**Exercise**:
Set down the records below in full, exactly as they read.

**Recorded data**:
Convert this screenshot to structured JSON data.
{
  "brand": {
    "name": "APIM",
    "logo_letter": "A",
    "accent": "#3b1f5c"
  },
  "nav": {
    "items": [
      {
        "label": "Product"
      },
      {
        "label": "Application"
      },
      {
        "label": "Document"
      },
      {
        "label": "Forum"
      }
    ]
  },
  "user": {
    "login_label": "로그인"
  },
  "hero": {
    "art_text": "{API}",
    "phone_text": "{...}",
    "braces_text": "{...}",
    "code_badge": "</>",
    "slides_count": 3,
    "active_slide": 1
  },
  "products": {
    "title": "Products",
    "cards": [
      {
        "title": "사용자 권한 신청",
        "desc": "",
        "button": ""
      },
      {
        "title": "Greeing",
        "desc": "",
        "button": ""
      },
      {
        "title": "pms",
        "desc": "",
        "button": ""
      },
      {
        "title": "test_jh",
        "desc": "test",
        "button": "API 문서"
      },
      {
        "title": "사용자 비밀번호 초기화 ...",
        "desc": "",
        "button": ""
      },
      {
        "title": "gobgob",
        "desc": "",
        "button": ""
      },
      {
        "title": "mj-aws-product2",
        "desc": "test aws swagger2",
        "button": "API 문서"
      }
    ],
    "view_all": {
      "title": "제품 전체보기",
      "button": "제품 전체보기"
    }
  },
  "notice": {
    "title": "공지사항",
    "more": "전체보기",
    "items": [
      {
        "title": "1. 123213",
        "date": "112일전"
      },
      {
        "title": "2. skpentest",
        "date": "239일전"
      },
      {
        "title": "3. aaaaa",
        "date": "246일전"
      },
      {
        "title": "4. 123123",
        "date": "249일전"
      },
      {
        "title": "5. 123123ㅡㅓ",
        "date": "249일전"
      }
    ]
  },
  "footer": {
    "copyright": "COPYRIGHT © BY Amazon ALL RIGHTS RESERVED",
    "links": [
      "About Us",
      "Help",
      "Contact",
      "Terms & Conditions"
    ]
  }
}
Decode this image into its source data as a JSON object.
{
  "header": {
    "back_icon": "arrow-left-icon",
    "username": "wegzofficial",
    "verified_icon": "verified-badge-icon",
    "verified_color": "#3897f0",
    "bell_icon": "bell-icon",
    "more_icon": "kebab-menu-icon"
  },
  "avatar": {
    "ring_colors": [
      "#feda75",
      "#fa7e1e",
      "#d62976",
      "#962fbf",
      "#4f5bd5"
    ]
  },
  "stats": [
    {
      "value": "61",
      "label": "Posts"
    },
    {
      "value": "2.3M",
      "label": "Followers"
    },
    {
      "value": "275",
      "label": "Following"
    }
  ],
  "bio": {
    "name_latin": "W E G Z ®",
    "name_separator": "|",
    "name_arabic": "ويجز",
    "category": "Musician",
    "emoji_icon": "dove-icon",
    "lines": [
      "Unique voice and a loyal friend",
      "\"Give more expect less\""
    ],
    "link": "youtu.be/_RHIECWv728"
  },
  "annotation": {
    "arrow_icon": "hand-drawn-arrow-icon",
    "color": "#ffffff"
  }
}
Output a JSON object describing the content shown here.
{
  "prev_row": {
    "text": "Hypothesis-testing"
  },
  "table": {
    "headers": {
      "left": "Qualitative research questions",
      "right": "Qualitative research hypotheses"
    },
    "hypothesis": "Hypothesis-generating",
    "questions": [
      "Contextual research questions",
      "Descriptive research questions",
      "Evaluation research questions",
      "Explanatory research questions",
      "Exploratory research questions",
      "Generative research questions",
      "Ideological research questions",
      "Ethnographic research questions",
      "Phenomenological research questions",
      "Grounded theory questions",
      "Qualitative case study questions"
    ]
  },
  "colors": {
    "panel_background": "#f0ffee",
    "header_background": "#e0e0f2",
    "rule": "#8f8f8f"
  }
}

**Answer to this task**:
Convert this screenshot to structured JSON data.
{
  "brand": {
    "name": "APIM",
    "logo_letter": "A",
    "accent": "#3b1f5c"
  },
  "nav": {
    "items": [
      {
        "label": "Product"
      },
      {
        "label": "Application"
      },
      {
        "label": "Document"
      },
      {
        "label": "Forum"
      }
    ]
  },
  "user": {
    "login_label": "로그인"
  },
  "hero": {
    "art_text": "{API}",
    "phone_text": "{...}",
    "braces_text": "{...}",
    "code_badge": "</>",
    "slides_count": 3,
    "active_slide": 1
  },
  "products": {
    "title": "Products",
    "cards": [
      {
        "title": "사용자 권한 신청",
        "desc": "",
        "button": ""
      },
      {
        "title": "Greeing",
        "desc": "",
        "button": ""
      },
      {
        "title": "pms",
        "desc": "",
        "button": ""
      },
      {
        "title": "test_jh",
        "desc": "test",
        "button": "API 문서"
      },
      {
        "title": "사용자 비밀번호 초기화 ...",
        "desc": "",
        "button": ""
      },
      {
        "title": "gobgob",
        "desc": "",
        "button": ""
      },
      {
        "title": "mj-aws-product2",
        "desc": "test aws swagger2",
        "button": "API 문서"
      }
    ],
    "view_all": {
      "title": "제품 전체보기",
      "button": "제품 전체보기"
    }
  },
  "notice": {
    "title": "공지사항",
    "more": "전체보기",
    "items": [
      {
        "title": "1. 123213",
        "date": "112일전"
      },
      {
        "title": "2. skpentest",
        "date": "239일전"
      },
      {
        "title": "3. aaaaa",
        "date": "246일전"
      },
      {
        "title": "4. 123123",
        "date": "249일전"
      },
      {
        "title": "5. 123123ㅡㅓ",
        "date": "249일전"
      }
    ]
  },
  "footer": {
    "copyright": "COPYRIGHT © BY Amazon ALL RIGHTS RESERVED",
    "links": [
      "About Us",
      "Help",
      "Contact",
      "Terms & Conditions"
    ]
  }
}
Decode this image into its source data as a JSON object.
{
  "header": {
    "back_icon": "arrow-left-icon",
    "username": "wegzofficial",
    "verified_icon": "verified-badge-icon",
    "verified_color": "#3897f0",
    "bell_icon": "bell-icon",
    "more_icon": "kebab-menu-icon"
  },
  "avatar": {
    "ring_colors": [
      "#feda75",
      "#fa7e1e",
      "#d62976",
      "#962fbf",
      "#4f5bd5"
    ]
  },
  "stats": [
    {
      "value": "61",
      "label": "Posts"
    },
    {
      "value": "2.3M",
      "label": "Followers"
    },
    {
      "value": "275",
      "label": "Following"
    }
  ],
  "bio": {
    "name_latin": "W E G Z ®",
    "name_separator": "|",
    "name_arabic": "ويجز",
    "category": "Musician",
    "emoji_icon": "dove-icon",
    "lines": [
      "Unique voice and a loyal friend",
      "\"Give more expect less\""
    ],
    "link": "youtu.be/_RHIECWv728"
  },
  "annotation": {
    "arrow_icon": "hand-drawn-arrow-icon",
    "color": "#ffffff"
  }
}
Output a JSON object describing the content shown here.
{
  "prev_row": {
    "text": "Hypothesis-testing"
  },
  "table": {
    "headers": {
      "left": "Qualitative research questions",
      "right": "Qualitative research hypotheses"
    },
    "hypothesis": "Hypothesis-generating",
    "questions": [
      "Contextual research questions",
      "Descriptive research questions",
      "Evaluation research questions",
      "Explanatory research questions",
      "Exploratory research questions",
      "Generative research questions",
      "Ideological research questions",
      "Ethnographic research questions",
      "Phenomenological research questions",
      "Grounded theory questions",
      "Qualitative case study questions"
    ]
  },
  "colors": {
    "panel_background": "#f0ffee",
    "header_background": "#e0e0f2",
    "rule": "#8f8f8f"
  }
}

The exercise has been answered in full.